Narrow roads might have ditches or shoulders. So when entering a narrow road, always check if your car can fit.
And, if it only allows one car to pass (in either direction), take turns and don’t try to squeeze in the narrow road.
Safety Tips When Driving Over Open Bridge Grates
It can be challenging and scary to drive on open bridge gates, but if you focus on your steering wheel and the road ahead, it’s not so difficult. Reduce your speed as well so you don’t lose control.
Safety Tips When Driving Through Woods
It gets dark when you drive through thick, wooded areas, so it’s best to turn on your headlights. If there is no one on the road, you can use your high beam lights so you can see even farther.
Safety Tips When Driving Through Uncontrolled Intersections
In rural areas, you might encounter a lot of uncontrolled intersections.
By that, we mean that there won’t be any warning signs or traffic lights to manage the flow of traffic.
If this is the case, always approach an intersection with caution. Look at all sides to check if there are cars passing. Pass only when it’s safe to do so.
Safety Tips When Driving with Wildlife
Expect wildlife when you’re driving in rural areas. There will usually be warning signs of some animal crossing. If you see this, slow down and prepare to stop.
Another thing is to look out for animals on the side of the road since this is a sign that they might end up crossing.
Some animals will be harder to see because of their fur color and their eyes not reflecting your headlights. So always watch for them, especially at night.
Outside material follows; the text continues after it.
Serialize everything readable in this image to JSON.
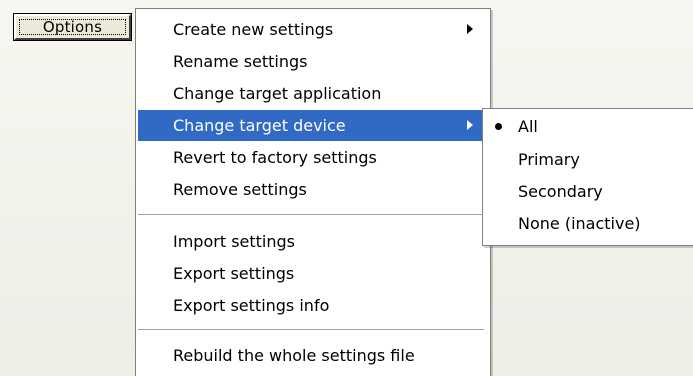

If there’s an animal out front, honk only once. Avoid honking repeatedly so you don’t rattle the animal.
And there you have it — the safe driving tips for the different Maine road conditions.
Driving is not always easy. Certain conditions will need even more attention and care. But if you follow the tips here, especially the general rule to slow down, then you can reduce the chances of accidents and collisions.
Be a safe and responsible driver!